[WORK TASK]: A single number is required: the count of lines in the following entries that include the word "mana".

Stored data

↓↓↓

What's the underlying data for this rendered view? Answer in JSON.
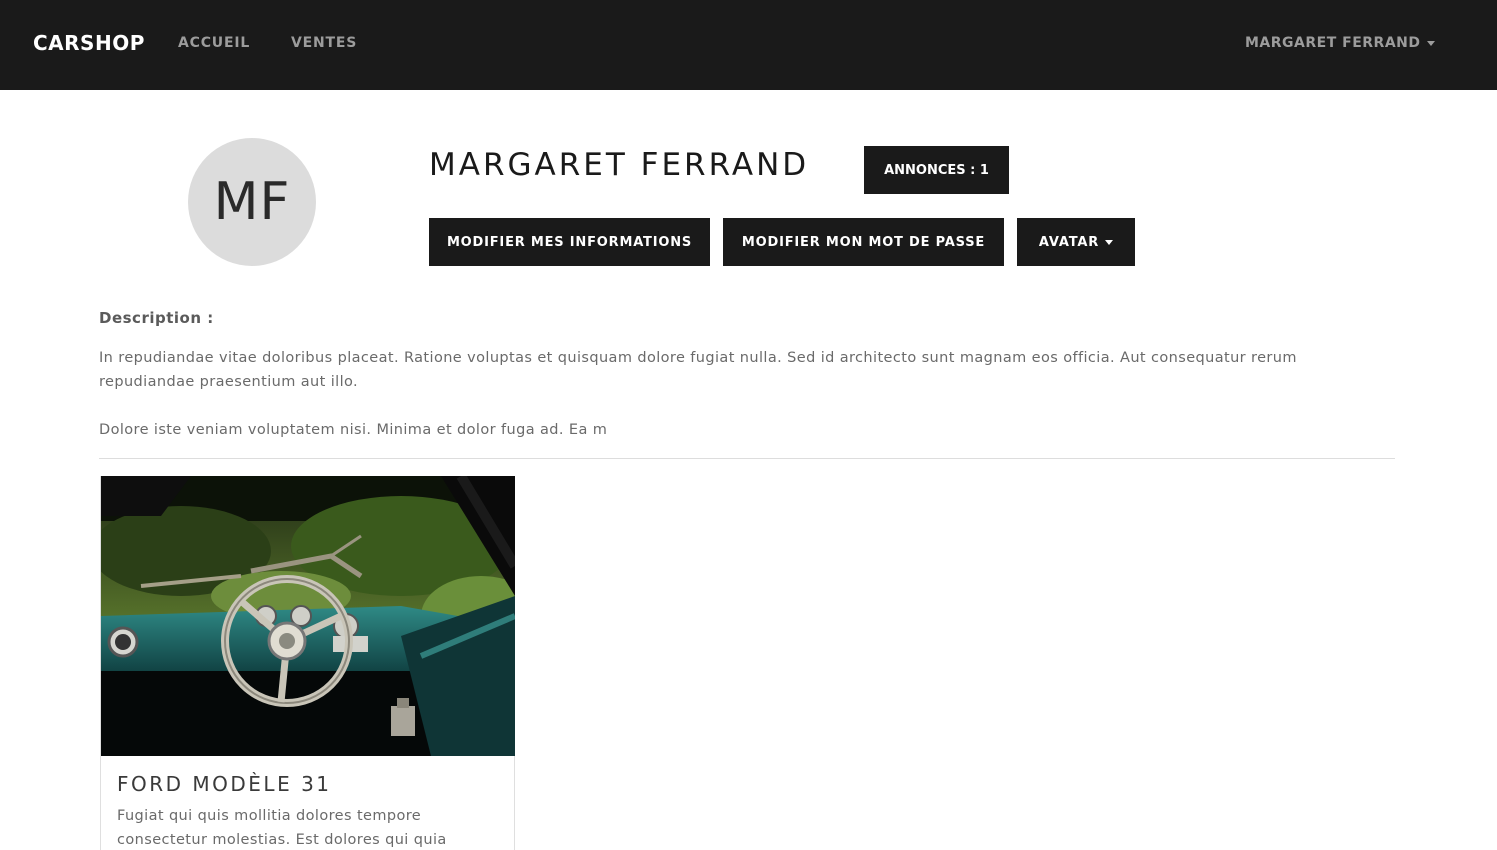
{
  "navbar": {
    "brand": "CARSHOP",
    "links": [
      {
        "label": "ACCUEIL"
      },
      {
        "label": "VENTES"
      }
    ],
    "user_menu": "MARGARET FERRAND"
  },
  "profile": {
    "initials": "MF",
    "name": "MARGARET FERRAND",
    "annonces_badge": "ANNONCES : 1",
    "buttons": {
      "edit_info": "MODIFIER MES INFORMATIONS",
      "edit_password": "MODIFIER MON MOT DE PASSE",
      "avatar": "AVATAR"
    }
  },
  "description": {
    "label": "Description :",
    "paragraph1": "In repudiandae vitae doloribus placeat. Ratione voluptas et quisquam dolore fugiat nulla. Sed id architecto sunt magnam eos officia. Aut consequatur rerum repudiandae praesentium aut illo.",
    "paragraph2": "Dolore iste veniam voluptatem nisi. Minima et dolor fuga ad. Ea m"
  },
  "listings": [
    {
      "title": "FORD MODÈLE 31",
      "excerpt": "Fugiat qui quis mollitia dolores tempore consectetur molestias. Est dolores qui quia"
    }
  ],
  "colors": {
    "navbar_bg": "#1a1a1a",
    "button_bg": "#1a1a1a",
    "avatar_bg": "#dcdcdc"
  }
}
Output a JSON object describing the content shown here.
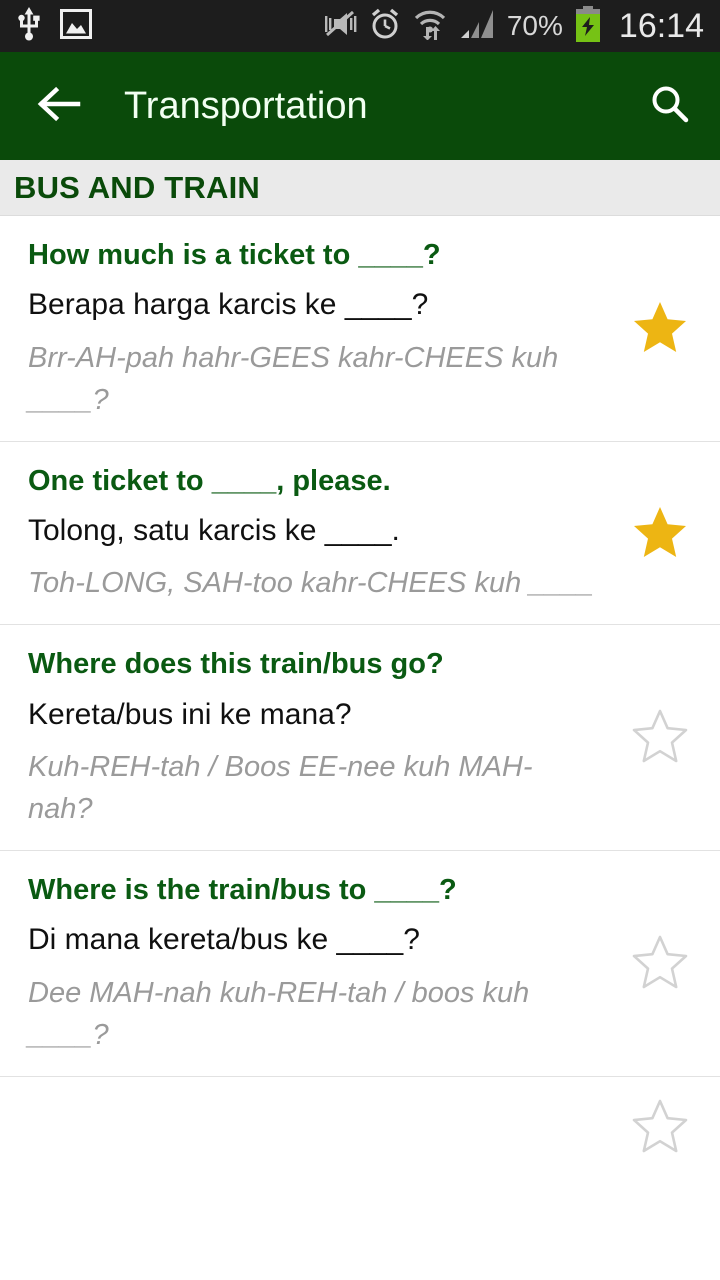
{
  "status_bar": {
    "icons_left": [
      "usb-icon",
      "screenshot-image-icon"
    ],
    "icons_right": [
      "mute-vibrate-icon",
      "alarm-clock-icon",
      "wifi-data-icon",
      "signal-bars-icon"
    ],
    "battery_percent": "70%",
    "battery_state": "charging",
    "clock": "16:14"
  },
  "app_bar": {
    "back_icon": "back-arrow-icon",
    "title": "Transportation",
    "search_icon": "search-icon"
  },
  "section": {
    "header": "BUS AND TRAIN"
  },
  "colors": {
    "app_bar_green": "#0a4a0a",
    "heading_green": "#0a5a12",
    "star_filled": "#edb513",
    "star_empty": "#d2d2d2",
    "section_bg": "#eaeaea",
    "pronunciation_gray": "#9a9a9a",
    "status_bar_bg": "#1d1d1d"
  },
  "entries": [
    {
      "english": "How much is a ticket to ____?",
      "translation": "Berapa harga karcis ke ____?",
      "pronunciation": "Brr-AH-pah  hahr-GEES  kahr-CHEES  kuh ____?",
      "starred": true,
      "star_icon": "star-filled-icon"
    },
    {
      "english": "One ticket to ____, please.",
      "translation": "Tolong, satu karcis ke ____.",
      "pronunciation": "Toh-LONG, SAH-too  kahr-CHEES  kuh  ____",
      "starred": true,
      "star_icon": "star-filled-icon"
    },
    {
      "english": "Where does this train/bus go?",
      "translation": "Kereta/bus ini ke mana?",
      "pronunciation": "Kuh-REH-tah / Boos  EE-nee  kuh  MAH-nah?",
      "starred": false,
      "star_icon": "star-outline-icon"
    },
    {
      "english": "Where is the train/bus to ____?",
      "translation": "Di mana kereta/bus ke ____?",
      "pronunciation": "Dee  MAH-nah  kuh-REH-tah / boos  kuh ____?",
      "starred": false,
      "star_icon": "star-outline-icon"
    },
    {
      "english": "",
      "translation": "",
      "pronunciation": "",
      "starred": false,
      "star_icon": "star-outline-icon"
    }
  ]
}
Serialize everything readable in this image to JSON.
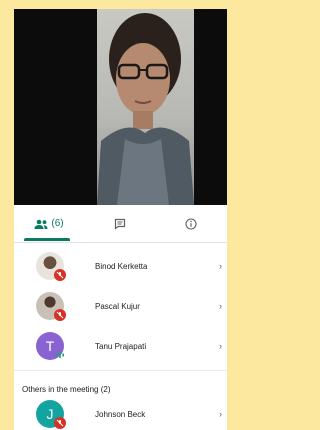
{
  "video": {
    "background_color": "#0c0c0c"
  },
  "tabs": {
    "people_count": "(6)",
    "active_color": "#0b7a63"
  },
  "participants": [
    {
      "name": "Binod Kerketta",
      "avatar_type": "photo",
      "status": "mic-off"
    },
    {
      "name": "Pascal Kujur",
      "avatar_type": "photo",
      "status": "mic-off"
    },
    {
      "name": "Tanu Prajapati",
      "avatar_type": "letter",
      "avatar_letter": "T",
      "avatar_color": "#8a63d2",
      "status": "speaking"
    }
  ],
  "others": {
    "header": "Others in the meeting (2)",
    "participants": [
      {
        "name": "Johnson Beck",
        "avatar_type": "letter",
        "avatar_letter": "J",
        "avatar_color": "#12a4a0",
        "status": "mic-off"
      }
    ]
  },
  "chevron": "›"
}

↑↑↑

[TASK ANSWER]: 2